** MATERIAL PROVIDED follows **
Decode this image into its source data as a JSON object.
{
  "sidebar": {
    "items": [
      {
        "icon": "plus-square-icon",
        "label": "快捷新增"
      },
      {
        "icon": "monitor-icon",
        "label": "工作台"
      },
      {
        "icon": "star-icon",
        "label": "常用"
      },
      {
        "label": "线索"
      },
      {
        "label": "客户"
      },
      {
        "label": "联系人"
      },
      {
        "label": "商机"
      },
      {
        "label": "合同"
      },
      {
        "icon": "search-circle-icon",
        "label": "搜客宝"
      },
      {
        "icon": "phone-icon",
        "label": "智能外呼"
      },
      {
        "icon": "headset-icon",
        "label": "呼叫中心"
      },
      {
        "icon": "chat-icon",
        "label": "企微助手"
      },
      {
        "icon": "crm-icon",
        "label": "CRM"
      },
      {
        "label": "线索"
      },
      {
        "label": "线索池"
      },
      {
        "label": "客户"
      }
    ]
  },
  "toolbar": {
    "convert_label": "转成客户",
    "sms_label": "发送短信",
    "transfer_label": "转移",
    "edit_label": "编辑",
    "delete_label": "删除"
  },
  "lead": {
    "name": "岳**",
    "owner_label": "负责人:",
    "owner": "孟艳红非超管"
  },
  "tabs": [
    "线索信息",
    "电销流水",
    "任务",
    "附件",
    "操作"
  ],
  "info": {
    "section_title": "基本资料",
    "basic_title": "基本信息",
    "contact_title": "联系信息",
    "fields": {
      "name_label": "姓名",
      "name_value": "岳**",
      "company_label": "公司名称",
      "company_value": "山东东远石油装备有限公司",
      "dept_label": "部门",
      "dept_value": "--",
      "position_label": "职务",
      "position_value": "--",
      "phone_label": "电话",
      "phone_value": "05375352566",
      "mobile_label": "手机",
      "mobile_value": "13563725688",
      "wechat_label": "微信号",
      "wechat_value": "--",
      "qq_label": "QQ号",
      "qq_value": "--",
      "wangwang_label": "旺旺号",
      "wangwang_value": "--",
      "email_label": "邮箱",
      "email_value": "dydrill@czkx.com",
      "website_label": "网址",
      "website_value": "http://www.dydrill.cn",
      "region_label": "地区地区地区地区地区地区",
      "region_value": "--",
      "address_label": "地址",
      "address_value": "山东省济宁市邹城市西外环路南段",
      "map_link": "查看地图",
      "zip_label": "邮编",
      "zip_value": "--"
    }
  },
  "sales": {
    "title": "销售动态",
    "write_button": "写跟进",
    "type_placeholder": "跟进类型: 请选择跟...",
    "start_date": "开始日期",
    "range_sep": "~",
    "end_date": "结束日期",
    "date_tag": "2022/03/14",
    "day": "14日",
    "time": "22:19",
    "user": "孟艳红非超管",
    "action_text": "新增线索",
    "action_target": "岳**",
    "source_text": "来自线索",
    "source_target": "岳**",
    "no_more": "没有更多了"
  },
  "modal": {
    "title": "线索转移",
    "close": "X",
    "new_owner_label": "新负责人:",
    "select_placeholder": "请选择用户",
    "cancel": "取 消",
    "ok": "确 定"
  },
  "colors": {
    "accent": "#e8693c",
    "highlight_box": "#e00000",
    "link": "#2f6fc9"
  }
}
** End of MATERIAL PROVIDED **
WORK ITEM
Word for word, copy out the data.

RESPONSE TO THE TASK
Decode this image into its source data as a JSON object.
{
  "sidebar": {
    "items": [
      {
        "icon": "plus-square-icon",
        "label": "快捷新增"
      },
      {
        "icon": "monitor-icon",
        "label": "工作台"
      },
      {
        "icon": "star-icon",
        "label": "常用"
      },
      {
        "label": "线索"
      },
      {
        "label": "客户"
      },
      {
        "label": "联系人"
      },
      {
        "label": "商机"
      },
      {
        "label": "合同"
      },
      {
        "icon": "search-circle-icon",
        "label": "搜客宝"
      },
      {
        "icon": "phone-icon",
        "label": "智能外呼"
      },
      {
        "icon": "headset-icon",
        "label": "呼叫中心"
      },
      {
        "icon": "chat-icon",
        "label": "企微助手"
      },
      {
        "icon": "crm-icon",
        "label": "CRM"
      },
      {
        "label": "线索"
      },
      {
        "label": "线索池"
      },
      {
        "label": "客户"
      }
    ]
  },
  "toolbar": {
    "convert_label": "转成客户",
    "sms_label": "发送短信",
    "transfer_label": "转移",
    "edit_label": "编辑",
    "delete_label": "删除"
  },
  "lead": {
    "name": "岳**",
    "owner_label": "负责人:",
    "owner": "孟艳红非超管"
  },
  "tabs": [
    "线索信息",
    "电销流水",
    "任务",
    "附件",
    "操作"
  ],
  "info": {
    "section_title": "基本资料",
    "basic_title": "基本信息",
    "contact_title": "联系信息",
    "fields": {
      "name_label": "姓名",
      "name_value": "岳**",
      "company_label": "公司名称",
      "company_value": "山东东远石油装备有限公司",
      "dept_label": "部门",
      "dept_value": "--",
      "position_label": "职务",
      "position_value": "--",
      "phone_label": "电话",
      "phone_value": "05375352566",
      "mobile_label": "手机",
      "mobile_value": "13563725688",
      "wechat_label": "微信号",
      "wechat_value": "--",
      "qq_label": "QQ号",
      "qq_value": "--",
      "wangwang_label": "旺旺号",
      "wangwang_value": "--",
      "email_label": "邮箱",
      "email_value": "dydrill@czkx.com",
      "website_label": "网址",
      "website_value": "http://www.dydrill.cn",
      "region_label": "地区地区地区地区地区地区",
      "region_value": "--",
      "address_label": "地址",
      "address_value": "山东省济宁市邹城市西外环路南段",
      "map_link": "查看地图",
      "zip_label": "邮编",
      "zip_value": "--"
    }
  },
  "sales": {
    "title": "销售动态",
    "write_button": "写跟进",
    "type_placeholder": "跟进类型: 请选择跟...",
    "start_date": "开始日期",
    "range_sep": "~",
    "end_date": "结束日期",
    "date_tag": "2022/03/14",
    "day": "14日",
    "time": "22:19",
    "user": "孟艳红非超管",
    "action_text": "新增线索",
    "action_target": "岳**",
    "source_text": "来自线索",
    "source_target": "岳**",
    "no_more": "没有更多了"
  },
  "modal": {
    "title": "线索转移",
    "close": "X",
    "new_owner_label": "新负责人:",
    "select_placeholder": "请选择用户",
    "cancel": "取 消",
    "ok": "确 定"
  },
  "colors": {
    "accent": "#e8693c",
    "highlight_box": "#e00000",
    "link": "#2f6fc9"
  }
}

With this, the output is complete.